However, the personal feeling of peace is not in itself sinful. We do no one any favors by proclaiming stoic indifference as one of the tenets of Christianity. Human beings are not merely physical automatons. Though our feelings are neither cause nor reliable effect of the promised peace, we must remember that the Church is not Star Trek’s Commander Data, but the raw, messy, complicated bride for whom Christ chose to die. The absence of a feeling is not the absence of Christ, but as emotional, rational, and spiritual beings, we cannot say that the presence of Christ necessitates the absence of emotion. It can’t, if we take the incarnation at face value, since Jesus is both fully God and fully man. Jesus was not indifferent at Lazarus’s tomb, Gethsemane, or Calvary.

The absence of a feeling is not the absence of Christ, but as emotional, rational, and spiritual beings, we cannot say that the presence of Christ necessitates the absence of emotion.
— Valerie Locklair

Lewis and Tolkien offered the True Myth as an aspect of literary apologetics, a branch of defending the faith that deals with painting the true, good, and beautiful elements of a story into an arrow pointing to Christ as the fulfillment of all human longing. Tender-minded apologetics aims to touch a person's heart rather than provide hard, factual evidence, and for many people this approach resonates deeply. Christ the verifiably risen Savior is also Christ the empathic High Priest. He is not merely the answer, but my answer, an objective Fact Who quite literally chose to become subjectively personal.

Those who are moved by the transcendent elements of music, fairy-tales, and other art forms are no less deserving of hearing the reason for the hope that is within us than their more scientific, fact-oriented brothers and sisters. Brokenness, whether it is mental, physical, or spiritual, is a bridge by which we can touch others with the grace of God, a starting point from which we can begin the conversation about Jesus the God-Man Who was broken for our eternal healing.

When you experience a profound feeling of peace deep in your soul, rejoice and enjoy the gift! When comfort is nowhere to be found, walk with Christ to Gethsemane and see Him spend a sleepless night sweating blood—though His mind was perfectly stayed on the Father, emotional peace was stripped from Him that you might be reconciled to God. Whether we have the emotion or not, God is able to use our deepest pains to touch the questioning hearts of the wounded with the True Myth of perfect peace, Christ Himself.

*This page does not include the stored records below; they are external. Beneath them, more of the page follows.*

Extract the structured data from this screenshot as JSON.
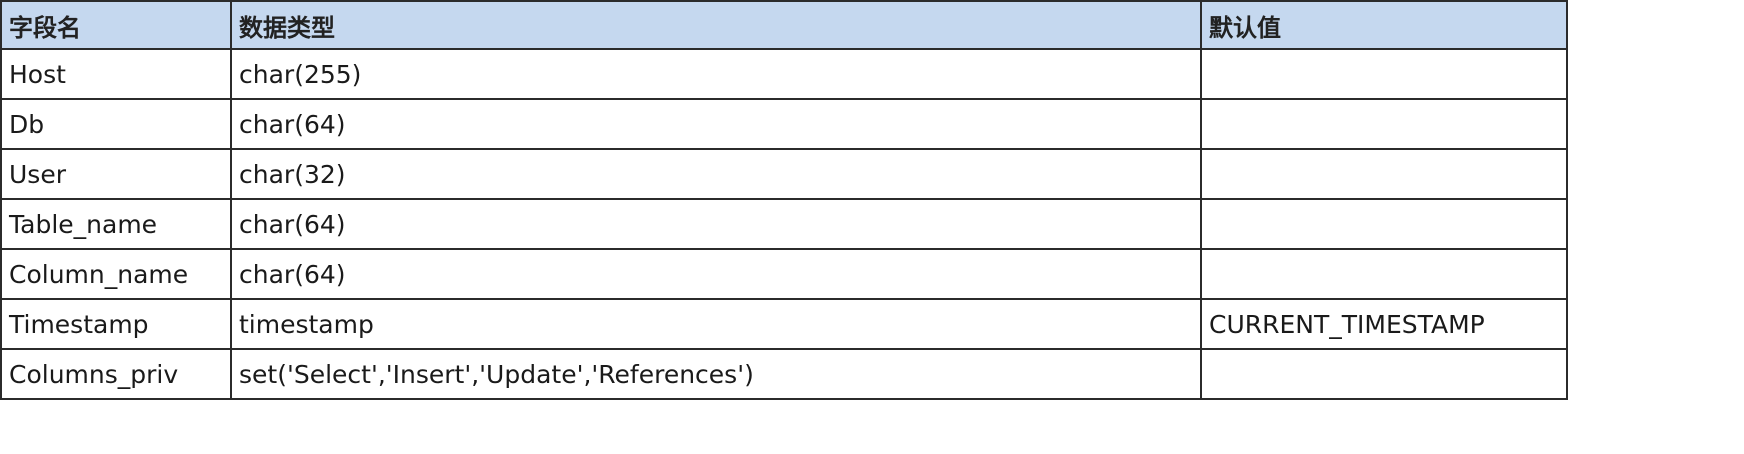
{
  "table": {
    "headers": [
      "字段名",
      "数据类型",
      "默认值"
    ],
    "rows": [
      [
        "Host",
        "char(255)",
        ""
      ],
      [
        "Db",
        "char(64)",
        ""
      ],
      [
        "User",
        "char(32)",
        ""
      ],
      [
        "Table_name",
        "char(64)",
        ""
      ],
      [
        "Column_name",
        "char(64)",
        ""
      ],
      [
        "Timestamp",
        "timestamp",
        "CURRENT_TIMESTAMP"
      ],
      [
        "Columns_priv",
        "set('Select','Insert','Update','References')",
        ""
      ]
    ]
  },
  "colors": {
    "header_bg": "#c5d8ef",
    "border": "#2b2b2b",
    "text": "#1a1a1a"
  }
}
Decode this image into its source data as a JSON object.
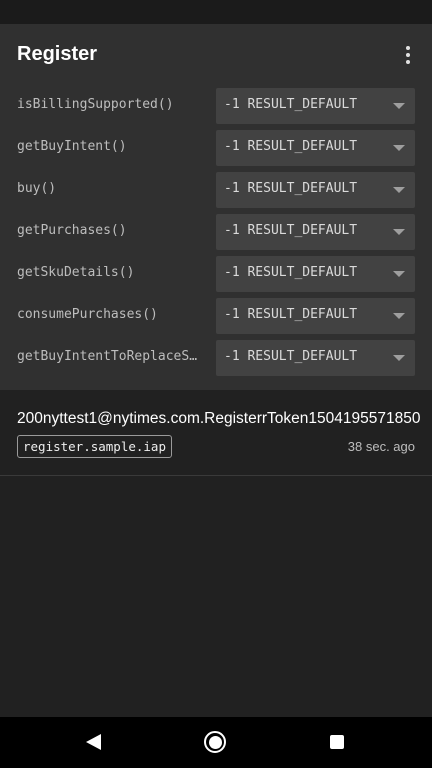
{
  "app_bar": {
    "title": "Register",
    "overflow_icon": "more-vert-icon"
  },
  "config": {
    "rows": [
      {
        "method": "isBillingSupported()",
        "result": "-1 RESULT_DEFAULT"
      },
      {
        "method": "getBuyIntent()",
        "result": "-1 RESULT_DEFAULT"
      },
      {
        "method": "buy()",
        "result": "-1 RESULT_DEFAULT"
      },
      {
        "method": "getPurchases()",
        "result": "-1 RESULT_DEFAULT"
      },
      {
        "method": "getSkuDetails()",
        "result": "-1 RESULT_DEFAULT"
      },
      {
        "method": "consumePurchases()",
        "result": "-1 RESULT_DEFAULT"
      },
      {
        "method": "getBuyIntentToReplaceSkus()",
        "result": "-1 RESULT_DEFAULT"
      }
    ]
  },
  "purchase": {
    "token": "200nyttest1@nytimes.com.RegisterrToken1504195571850",
    "sku": "register.sample.iap",
    "time": "38 sec. ago"
  },
  "nav_bar": {
    "back_icon": "back-triangle-icon",
    "home_icon": "home-circle-icon",
    "recents_icon": "recents-square-icon"
  },
  "colors": {
    "background": "#212121",
    "panel": "#303030",
    "select": "#424242"
  }
}
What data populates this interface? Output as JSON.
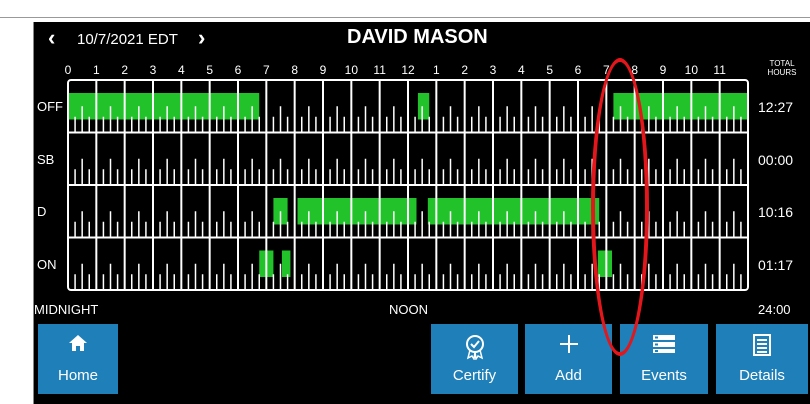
{
  "header": {
    "prev_icon": "chevron-left-icon",
    "date": "10/7/2021 EDT",
    "next_icon": "chevron-right-icon",
    "driver_name": "DAVID MASON"
  },
  "hour_labels": [
    "0",
    "1",
    "2",
    "3",
    "4",
    "5",
    "6",
    "7",
    "8",
    "9",
    "10",
    "11",
    "12",
    "1",
    "2",
    "3",
    "4",
    "5",
    "6",
    "7",
    "8",
    "9",
    "10",
    "11"
  ],
  "total_header": [
    "TOTAL",
    "HOURS"
  ],
  "rows": [
    {
      "label": "OFF",
      "total": "12:27"
    },
    {
      "label": "SB",
      "total": "00:00"
    },
    {
      "label": "D",
      "total": "10:16"
    },
    {
      "label": "ON",
      "total": "01:17"
    }
  ],
  "status_segments": [
    {
      "row": 0,
      "start_hour": 0.0,
      "end_hour": 6.75
    },
    {
      "row": 0,
      "start_hour": 12.35,
      "end_hour": 12.75
    },
    {
      "row": 0,
      "start_hour": 19.25,
      "end_hour": 24.0
    },
    {
      "row": 2,
      "start_hour": 7.25,
      "end_hour": 7.75
    },
    {
      "row": 2,
      "start_hour": 8.1,
      "end_hour": 12.3
    },
    {
      "row": 2,
      "start_hour": 12.7,
      "end_hour": 18.75
    },
    {
      "row": 3,
      "start_hour": 6.75,
      "end_hour": 7.25
    },
    {
      "row": 3,
      "start_hour": 7.55,
      "end_hour": 7.85
    },
    {
      "row": 3,
      "start_hour": 18.7,
      "end_hour": 19.2
    }
  ],
  "colors": {
    "status_bar": "#22c22a",
    "button": "#1f7fb8",
    "annotation": "#e3171b"
  },
  "footer": {
    "midnight": "MIDNIGHT",
    "noon": "NOON",
    "total": "24:00"
  },
  "buttons": [
    {
      "label": "Home",
      "icon": "home-icon"
    },
    {
      "label": "Certify",
      "icon": "certify-badge-icon"
    },
    {
      "label": "Add",
      "icon": "plus-icon"
    },
    {
      "label": "Events",
      "icon": "events-list-icon"
    },
    {
      "label": "Details",
      "icon": "details-document-icon"
    }
  ]
}
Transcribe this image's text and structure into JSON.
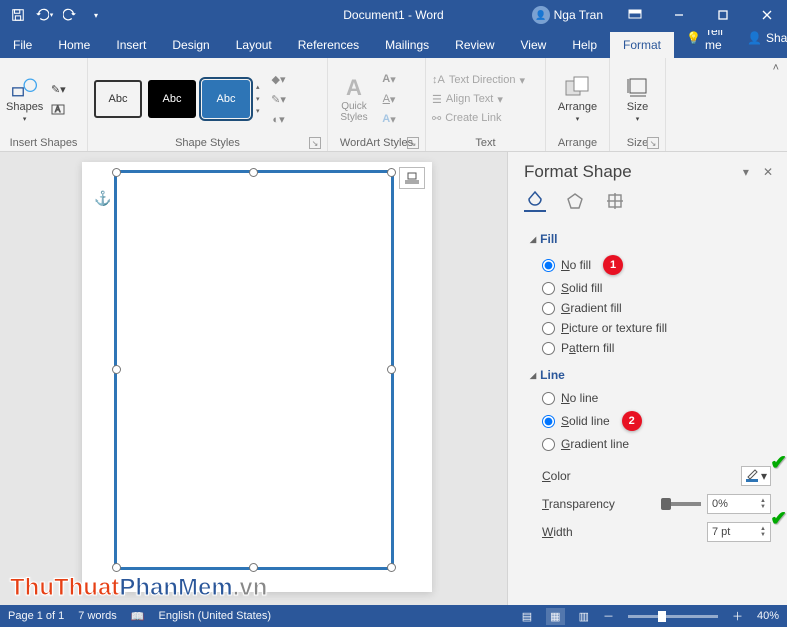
{
  "title_bar": {
    "doc_title": "Document1 - Word",
    "user_name": "Nga Tran"
  },
  "tabs": {
    "items": [
      "File",
      "Home",
      "Insert",
      "Design",
      "Layout",
      "References",
      "Mailings",
      "Review",
      "View",
      "Help",
      "Format"
    ],
    "active": "Format",
    "tell_me": "Tell me",
    "share": "Share"
  },
  "ribbon": {
    "insert_shapes": {
      "label": "Insert Shapes",
      "shapes_btn": "Shapes"
    },
    "shape_styles": {
      "label": "Shape Styles",
      "samples": [
        "Abc",
        "Abc",
        "Abc"
      ]
    },
    "wordart_styles": {
      "label": "WordArt Styles",
      "quick_styles": "Quick\nStyles"
    },
    "text": {
      "label": "Text",
      "direction": "Text Direction",
      "align": "Align Text",
      "link": "Create Link"
    },
    "arrange": {
      "label": "Arrange",
      "btn": "Arrange"
    },
    "size": {
      "label": "Size",
      "btn": "Size"
    }
  },
  "panel": {
    "title": "Format Shape",
    "fill": {
      "heading": "Fill",
      "options": {
        "no_fill": "No fill",
        "solid_fill": "Solid fill",
        "gradient_fill": "Gradient fill",
        "picture_fill": "Picture or texture fill",
        "pattern_fill": "Pattern fill"
      },
      "badge": "1"
    },
    "line": {
      "heading": "Line",
      "options": {
        "no_line": "No line",
        "solid_line": "Solid line",
        "gradient_line": "Gradient line"
      },
      "badge": "2",
      "color_label": "Color",
      "transparency_label": "Transparency",
      "transparency_value": "0%",
      "width_label": "Width",
      "width_value": "7 pt"
    }
  },
  "statusbar": {
    "page": "Page 1 of 1",
    "words": "7 words",
    "lang": "English (United States)",
    "zoom": "40%"
  },
  "watermark": {
    "a": "ThuThuat",
    "b": "PhanMem",
    "c": ".vn"
  }
}
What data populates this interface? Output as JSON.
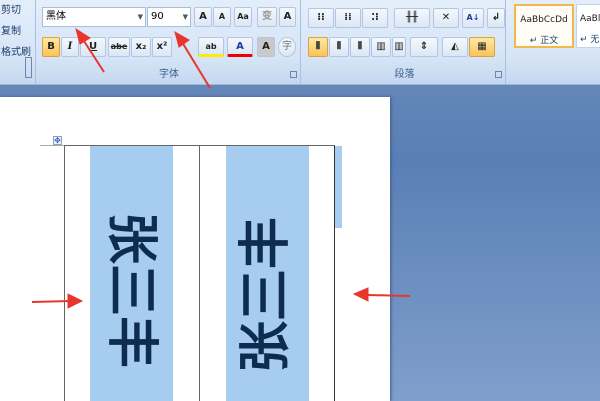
{
  "clipboard": {
    "cut": "剪切",
    "copy": "复制",
    "format_painter": "格式刷"
  },
  "font": {
    "font_name": "黑体",
    "font_size": "90",
    "group_label": "字体",
    "grow": "A",
    "shrink": "A",
    "bold": "B",
    "italic": "I",
    "underline": "U",
    "strike": "abe",
    "subscript": "x₂",
    "superscript": "x²",
    "case": "Aa",
    "highlight": "ab",
    "font_color": "A",
    "char_shading": "A",
    "enclose": "字",
    "phonetic": "变",
    "char_border": "A"
  },
  "paragraph": {
    "group_label": "段落"
  },
  "styles": [
    {
      "preview": "AaBbCcDd",
      "name": "正文"
    },
    {
      "preview": "AaBl",
      "name": "无"
    }
  ],
  "document": {
    "cell1_text": "张三丰",
    "cell2_text": "张三丰",
    "para_mark": "↵"
  },
  "colors": {
    "accent_arrow": "#e8362d",
    "cell_shading": "#a6cdf0",
    "text": "#0d2c4f"
  }
}
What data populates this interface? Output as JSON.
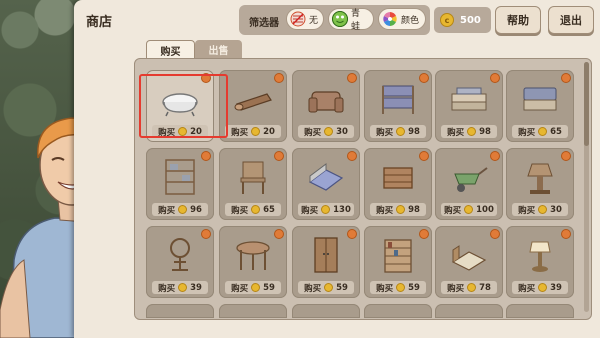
{
  "window": {
    "title": "商店"
  },
  "filters": {
    "label": "筛选器",
    "chips": [
      {
        "label": "无",
        "icon": "no-filter-icon"
      },
      {
        "label": "青蛙",
        "icon": "frog-icon"
      },
      {
        "label": "颜色",
        "icon": "color-wheel-icon"
      }
    ]
  },
  "wallet": {
    "coins": "500"
  },
  "buttons": {
    "help": "帮助",
    "exit": "退出"
  },
  "tabs": [
    {
      "label": "购买"
    },
    {
      "label": "出售"
    }
  ],
  "buy_label": "购买",
  "items": [
    {
      "name": "bathtub",
      "price": "20"
    },
    {
      "name": "log-stool",
      "price": "20"
    },
    {
      "name": "armchair",
      "price": "30"
    },
    {
      "name": "bunk-bed",
      "price": "98"
    },
    {
      "name": "pallet-table",
      "price": "98"
    },
    {
      "name": "pallet-sofa",
      "price": "65"
    },
    {
      "name": "crate-shelf",
      "price": "96"
    },
    {
      "name": "wooden-chair",
      "price": "65"
    },
    {
      "name": "blue-bed",
      "price": "130"
    },
    {
      "name": "wooden-crate",
      "price": "98"
    },
    {
      "name": "wheelbarrow",
      "price": "100"
    },
    {
      "name": "lantern-stand",
      "price": "30"
    },
    {
      "name": "spinning-wheel",
      "price": "39"
    },
    {
      "name": "round-table",
      "price": "59"
    },
    {
      "name": "wardrobe",
      "price": "59"
    },
    {
      "name": "bookshelf",
      "price": "59"
    },
    {
      "name": "wooden-bed",
      "price": "78"
    },
    {
      "name": "table-lamp",
      "price": "39"
    }
  ],
  "colors": {
    "panel": "#f0e8dc",
    "item": "#a99c8c",
    "badge": "#e07b38",
    "selector": "#e53b2f",
    "coin": "#e7b730"
  }
}
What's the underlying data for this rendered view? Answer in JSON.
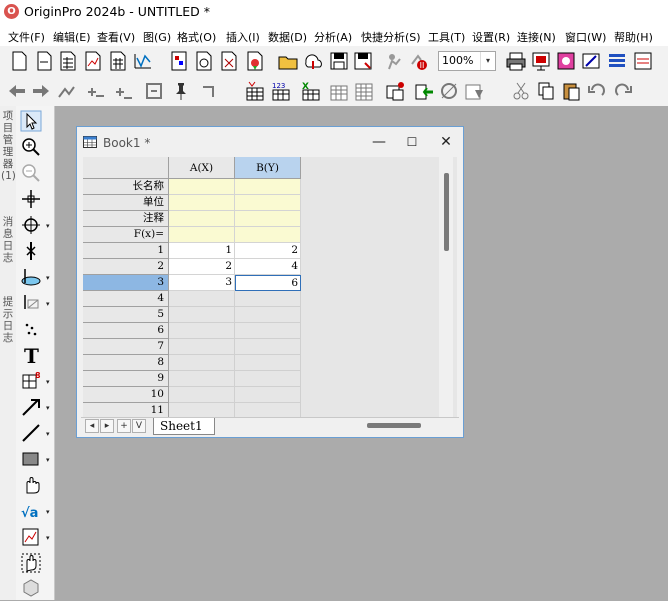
{
  "app": {
    "title": "OriginPro 2024b - UNTITLED *",
    "logo_letter": "O"
  },
  "menu": [
    "文件(F)",
    "编辑(E)",
    "查看(V)",
    "图(G)",
    "格式(O)",
    "插入(I)",
    "数据(D)",
    "分析(A)",
    "快捷分析(S)",
    "工具(T)",
    "设置(R)",
    "连接(N)",
    "窗口(W)",
    "帮助(H)"
  ],
  "toolbar": {
    "zoom_value": "100%",
    "zoom_arrow": "▾"
  },
  "left_panel": {
    "tabs": [
      "项目管理器 (1)",
      "消息日志",
      "提示日志"
    ]
  },
  "book": {
    "title": "Book1 *",
    "min_label": "—",
    "max_label": "☐",
    "close_label": "✕",
    "columns": [
      {
        "header": "A(X)"
      },
      {
        "header": "B(Y)"
      }
    ],
    "meta_rows": [
      "长名称",
      "单位",
      "注释",
      "F(x)="
    ],
    "rows": [
      {
        "num": "1",
        "a": "1",
        "b": "2"
      },
      {
        "num": "2",
        "a": "2",
        "b": "4"
      },
      {
        "num": "3",
        "a": "3",
        "b": "6"
      },
      {
        "num": "4",
        "a": "",
        "b": ""
      },
      {
        "num": "5",
        "a": "",
        "b": ""
      },
      {
        "num": "6",
        "a": "",
        "b": ""
      },
      {
        "num": "7",
        "a": "",
        "b": ""
      },
      {
        "num": "8",
        "a": "",
        "b": ""
      },
      {
        "num": "9",
        "a": "",
        "b": ""
      },
      {
        "num": "10",
        "a": "",
        "b": ""
      },
      {
        "num": "11",
        "a": "",
        "b": ""
      }
    ],
    "sheet_tab": "Sheet1",
    "nav_buttons": [
      "◂",
      "▸",
      "+",
      "V"
    ],
    "colors": {
      "selected_col": "#b9d3ee",
      "selected_row": "#8db7e3",
      "meta": "#fafad2"
    }
  }
}
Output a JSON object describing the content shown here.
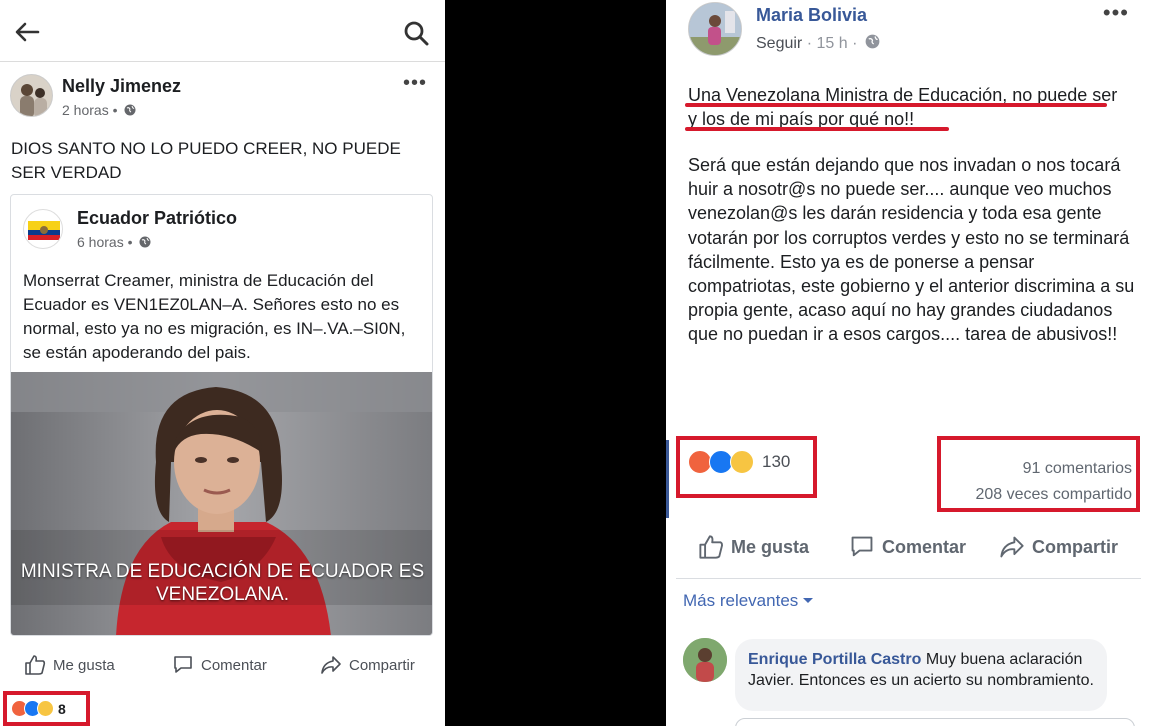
{
  "left_post": {
    "poster_name": "Nelly Jimenez",
    "time": "2 horas •",
    "text": "DIOS SANTO NO LO PUEDO CREER, NO PUEDE SER VERDAD",
    "shared": {
      "page_name": "Ecuador Patriótico",
      "time": "6 horas •",
      "text": "Monserrat Creamer, ministra de Educación del Ecuador es VEN1EZ0LAN–A.  Señores esto no es normal, esto ya no es migración, es IN–.VA.–SI0N, se están apoderando del pais.",
      "image_caption": "MINISTRA DE EDUCACIÓN DE ECUADOR ES VENEZOLANA."
    },
    "actions": {
      "like": "Me gusta",
      "comment": "Comentar",
      "share": "Compartir"
    },
    "reaction_count": "8"
  },
  "right_post": {
    "poster_name": "Maria Bolivia",
    "follow": "Seguir",
    "time": "· 15 h ·",
    "headline": "Una Venezolana Ministra de Educación, no puede ser y los de mi país por qué no!!",
    "body": "Será que están dejando que nos invadan o nos tocará huir a nosotr@s no puede ser.... aunque veo muchos venezolan@s les darán residencia y toda esa gente votarán por los corruptos verdes y esto no se terminará fácilmente. Esto ya es de ponerse a pensar compatriotas, este gobierno y el anterior discrimina a su propia gente, acaso aquí no hay grandes ciudadanos que no puedan ir a esos cargos.... tarea de abusivos!!",
    "reaction_count": "130",
    "comments_count": "91 comentarios",
    "shares_count": "208 veces compartido",
    "actions": {
      "like": "Me gusta",
      "comment": "Comentar",
      "share": "Compartir"
    },
    "sort_label": "Más relevantes",
    "comment": {
      "author": "Enrique Portilla Castro",
      "text": " Muy buena aclaración Javier. Entonces es un acierto su nombramiento."
    }
  },
  "colors": {
    "highlight_red": "#d6192c",
    "fb_link_blue": "#385898",
    "angry": "#f0633e",
    "like": "#1877f2",
    "wow": "#f7c542"
  },
  "icons": [
    "back-arrow-icon",
    "search-icon",
    "globe-icon",
    "more-icon",
    "like-icon",
    "comment-icon",
    "share-icon",
    "angry-reaction-icon",
    "like-reaction-icon",
    "wow-reaction-icon",
    "haha-reaction-icon",
    "sort-caret-icon",
    "ecuador-flag-icon"
  ]
}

[1] J.R.R. Tolkien, “On Fairy Stories,” A Tolkien Miscellany (New York: Houghton Mifflin, 2002), 137, 138.

[2] C.S. Lewis, “To Arthur Greeves on the Myth of Christianity: October 18, 1931,” Letters of C.S. Lewis (San Francisco: HarperOne, 2017), 368.

[3] Rev. Dr. John Saleska, who is now face-to-face with his Lord.

[4] Luther’s Works, vol. 18, 3.2.


Valerie Locklair is a Fellow of the International Academy of Apologetics, Evangelism, and Human Rights in Strasbourg, France, where she also earned the Diploma of Christian Apologetics. Her areas of interest include apologetics for the next generation and connecting the defense of the faith to different branches of knowledge.